Goods exported by Florida support 270,473 U.S. jobs, according to a USTR report. The bulk of exports shipped through Florida ports go to Latin America, but 21 percent of those exports are sent to TPP partner nations. Florida sent $12.5 billion in goods to TPP countries in 2014 with exports to Japan leading the way at $1.1 billion.
Under TPP, 97.2 percent of U.S. chemical products would enter TPP countries duty-free immediately, 99.9 percent of transportation equipment, 99.9 percent of health products, 99.6 percent of information and communications products, and 90.9 percent of consumer goods. The report said that TPP also will provide “commercially meaningful market access” for food and agricultural products. Florida orange juice, beef, grapefruit and processed fish have traditionally faced high tariffs in TPP countries.

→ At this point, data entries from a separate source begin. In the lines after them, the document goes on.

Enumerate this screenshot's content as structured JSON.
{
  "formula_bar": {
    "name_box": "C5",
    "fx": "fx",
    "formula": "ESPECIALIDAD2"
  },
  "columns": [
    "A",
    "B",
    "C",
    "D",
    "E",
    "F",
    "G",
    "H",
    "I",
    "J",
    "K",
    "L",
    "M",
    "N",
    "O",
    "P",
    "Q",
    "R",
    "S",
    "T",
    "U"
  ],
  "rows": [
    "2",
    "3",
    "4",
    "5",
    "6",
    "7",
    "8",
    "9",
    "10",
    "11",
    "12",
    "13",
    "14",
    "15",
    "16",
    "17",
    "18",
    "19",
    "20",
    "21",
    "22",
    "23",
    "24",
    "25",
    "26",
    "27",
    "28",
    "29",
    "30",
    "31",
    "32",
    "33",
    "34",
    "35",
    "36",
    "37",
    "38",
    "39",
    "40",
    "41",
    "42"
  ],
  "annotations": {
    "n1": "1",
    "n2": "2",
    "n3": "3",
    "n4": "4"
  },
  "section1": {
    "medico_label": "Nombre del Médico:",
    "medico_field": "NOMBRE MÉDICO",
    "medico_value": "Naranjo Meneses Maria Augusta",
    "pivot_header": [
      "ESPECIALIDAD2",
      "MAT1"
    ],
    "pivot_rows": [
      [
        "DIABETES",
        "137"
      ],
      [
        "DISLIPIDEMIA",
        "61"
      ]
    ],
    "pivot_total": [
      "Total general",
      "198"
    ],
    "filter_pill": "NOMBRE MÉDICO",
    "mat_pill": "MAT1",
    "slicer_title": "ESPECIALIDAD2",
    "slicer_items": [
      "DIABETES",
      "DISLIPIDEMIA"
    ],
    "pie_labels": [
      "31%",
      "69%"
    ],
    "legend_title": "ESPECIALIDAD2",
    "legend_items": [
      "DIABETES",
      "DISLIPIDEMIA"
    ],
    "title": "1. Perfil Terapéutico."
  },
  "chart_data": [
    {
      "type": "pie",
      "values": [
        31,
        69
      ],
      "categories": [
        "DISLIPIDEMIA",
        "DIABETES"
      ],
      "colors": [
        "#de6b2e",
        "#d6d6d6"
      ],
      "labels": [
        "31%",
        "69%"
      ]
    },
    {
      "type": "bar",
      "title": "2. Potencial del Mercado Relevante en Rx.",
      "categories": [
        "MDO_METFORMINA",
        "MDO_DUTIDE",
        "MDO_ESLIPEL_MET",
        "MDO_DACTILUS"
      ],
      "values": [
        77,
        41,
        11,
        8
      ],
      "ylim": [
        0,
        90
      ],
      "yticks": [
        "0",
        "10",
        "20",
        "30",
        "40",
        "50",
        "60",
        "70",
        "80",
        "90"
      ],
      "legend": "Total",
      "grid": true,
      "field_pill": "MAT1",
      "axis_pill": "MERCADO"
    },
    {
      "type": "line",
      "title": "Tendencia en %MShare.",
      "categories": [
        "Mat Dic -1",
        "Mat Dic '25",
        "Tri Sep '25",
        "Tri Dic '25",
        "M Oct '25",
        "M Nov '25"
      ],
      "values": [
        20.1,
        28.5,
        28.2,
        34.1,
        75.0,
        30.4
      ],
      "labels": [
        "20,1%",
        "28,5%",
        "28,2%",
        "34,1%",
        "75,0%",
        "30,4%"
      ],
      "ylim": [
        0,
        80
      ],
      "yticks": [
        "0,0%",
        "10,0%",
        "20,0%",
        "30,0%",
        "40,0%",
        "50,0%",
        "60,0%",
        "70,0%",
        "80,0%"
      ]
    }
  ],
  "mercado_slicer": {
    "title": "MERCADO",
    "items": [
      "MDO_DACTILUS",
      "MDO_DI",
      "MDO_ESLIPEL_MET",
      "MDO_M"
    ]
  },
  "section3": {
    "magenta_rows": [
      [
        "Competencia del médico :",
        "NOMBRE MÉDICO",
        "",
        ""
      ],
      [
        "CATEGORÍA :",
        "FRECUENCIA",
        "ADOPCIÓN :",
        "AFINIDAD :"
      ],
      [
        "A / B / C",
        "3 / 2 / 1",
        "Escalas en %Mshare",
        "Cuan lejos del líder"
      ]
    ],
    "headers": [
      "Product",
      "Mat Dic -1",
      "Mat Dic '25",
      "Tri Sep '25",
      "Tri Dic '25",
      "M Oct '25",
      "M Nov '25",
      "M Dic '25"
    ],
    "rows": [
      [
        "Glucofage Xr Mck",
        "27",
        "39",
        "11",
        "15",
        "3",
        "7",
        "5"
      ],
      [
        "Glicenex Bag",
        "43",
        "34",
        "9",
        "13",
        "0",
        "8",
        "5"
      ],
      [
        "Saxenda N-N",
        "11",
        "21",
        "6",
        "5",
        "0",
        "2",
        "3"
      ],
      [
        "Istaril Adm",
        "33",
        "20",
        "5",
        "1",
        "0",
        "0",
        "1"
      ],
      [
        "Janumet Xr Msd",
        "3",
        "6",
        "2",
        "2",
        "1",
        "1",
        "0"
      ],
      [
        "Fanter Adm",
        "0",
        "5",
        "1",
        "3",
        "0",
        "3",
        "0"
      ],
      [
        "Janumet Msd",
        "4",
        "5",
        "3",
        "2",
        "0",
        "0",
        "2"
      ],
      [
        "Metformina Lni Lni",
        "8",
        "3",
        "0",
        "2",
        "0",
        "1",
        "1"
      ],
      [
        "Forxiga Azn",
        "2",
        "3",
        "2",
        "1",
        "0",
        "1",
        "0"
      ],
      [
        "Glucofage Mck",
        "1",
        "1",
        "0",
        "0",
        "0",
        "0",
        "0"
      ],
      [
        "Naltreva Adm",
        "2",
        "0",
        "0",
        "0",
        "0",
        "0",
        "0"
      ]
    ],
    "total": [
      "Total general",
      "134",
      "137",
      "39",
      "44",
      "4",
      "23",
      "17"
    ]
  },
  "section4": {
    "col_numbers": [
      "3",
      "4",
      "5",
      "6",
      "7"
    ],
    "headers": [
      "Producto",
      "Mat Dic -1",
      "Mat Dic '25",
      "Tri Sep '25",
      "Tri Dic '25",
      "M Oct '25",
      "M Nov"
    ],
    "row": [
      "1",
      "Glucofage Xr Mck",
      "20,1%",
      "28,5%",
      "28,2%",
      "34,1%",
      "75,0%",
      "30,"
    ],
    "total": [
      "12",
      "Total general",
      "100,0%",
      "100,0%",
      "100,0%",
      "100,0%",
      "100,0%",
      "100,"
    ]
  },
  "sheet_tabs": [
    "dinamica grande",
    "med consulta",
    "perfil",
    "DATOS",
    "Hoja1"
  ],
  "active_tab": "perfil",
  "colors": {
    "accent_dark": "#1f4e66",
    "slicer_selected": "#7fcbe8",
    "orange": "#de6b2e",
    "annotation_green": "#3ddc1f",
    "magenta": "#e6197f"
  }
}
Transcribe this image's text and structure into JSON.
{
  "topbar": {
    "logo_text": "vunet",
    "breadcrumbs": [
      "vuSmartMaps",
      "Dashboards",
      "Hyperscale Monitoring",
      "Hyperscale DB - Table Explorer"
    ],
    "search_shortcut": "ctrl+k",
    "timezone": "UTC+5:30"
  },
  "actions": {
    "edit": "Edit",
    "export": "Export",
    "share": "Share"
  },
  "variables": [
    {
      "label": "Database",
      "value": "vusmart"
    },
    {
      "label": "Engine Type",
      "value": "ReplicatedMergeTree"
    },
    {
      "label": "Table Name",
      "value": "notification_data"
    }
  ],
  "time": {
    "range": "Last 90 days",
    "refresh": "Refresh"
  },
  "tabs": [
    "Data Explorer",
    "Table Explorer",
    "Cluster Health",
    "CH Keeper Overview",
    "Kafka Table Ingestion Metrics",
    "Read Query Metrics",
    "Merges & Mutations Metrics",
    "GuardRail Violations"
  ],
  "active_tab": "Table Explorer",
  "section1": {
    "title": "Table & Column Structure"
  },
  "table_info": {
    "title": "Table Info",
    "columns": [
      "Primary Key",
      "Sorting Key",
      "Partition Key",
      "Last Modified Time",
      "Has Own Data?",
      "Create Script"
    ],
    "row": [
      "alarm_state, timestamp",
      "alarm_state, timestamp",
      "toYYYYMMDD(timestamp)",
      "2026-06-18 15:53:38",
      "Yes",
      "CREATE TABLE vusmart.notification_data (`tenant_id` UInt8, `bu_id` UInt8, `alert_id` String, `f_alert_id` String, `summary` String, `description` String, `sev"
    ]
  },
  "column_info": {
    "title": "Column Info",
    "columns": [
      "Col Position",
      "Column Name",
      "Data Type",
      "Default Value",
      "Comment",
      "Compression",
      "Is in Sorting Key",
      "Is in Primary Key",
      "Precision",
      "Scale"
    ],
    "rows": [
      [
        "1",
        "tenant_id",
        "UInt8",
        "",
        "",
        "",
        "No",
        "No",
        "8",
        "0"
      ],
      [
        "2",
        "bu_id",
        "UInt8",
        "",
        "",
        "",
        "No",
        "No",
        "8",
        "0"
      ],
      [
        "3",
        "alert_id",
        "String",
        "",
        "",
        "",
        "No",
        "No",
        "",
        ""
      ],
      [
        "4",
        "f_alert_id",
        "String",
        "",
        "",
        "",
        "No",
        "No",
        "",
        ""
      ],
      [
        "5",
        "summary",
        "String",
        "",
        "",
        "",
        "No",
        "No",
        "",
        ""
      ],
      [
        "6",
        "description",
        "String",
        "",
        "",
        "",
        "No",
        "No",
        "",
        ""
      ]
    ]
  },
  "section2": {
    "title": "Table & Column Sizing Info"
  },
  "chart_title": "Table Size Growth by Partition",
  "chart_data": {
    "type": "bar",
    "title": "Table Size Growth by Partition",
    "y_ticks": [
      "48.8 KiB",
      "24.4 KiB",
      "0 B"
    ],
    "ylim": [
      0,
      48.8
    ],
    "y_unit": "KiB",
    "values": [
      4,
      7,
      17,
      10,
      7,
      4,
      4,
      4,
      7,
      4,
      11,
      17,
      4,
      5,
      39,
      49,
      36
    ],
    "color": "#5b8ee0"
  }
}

More than 14,000 Florida companies exported to TPP countries in 2013, according to the USTR report. Ninety-three percent of them were small- and medium-sized companies like Weitzman’s.
Despite the potential of Pacific Rim countries, Concept II currently faces challenges such as tariffs of up to 27 percent in some countries, an appreciating dollar that makes U.S. goods less competitive as well as non-tariff barriers.
The TPP would eliminate tariffs on more than 18,000 American products over time, improve market access for U.S. services and impose high labor, environmental and intellectual property standards on TPP partners.
Under TPP, Weitzman said, uniform labeling standards should speed up registration of his products in TPP countries. For the first time in a trade agreement, he said there is also an annex for the cosmetic industry that includes a non-discrimination clause.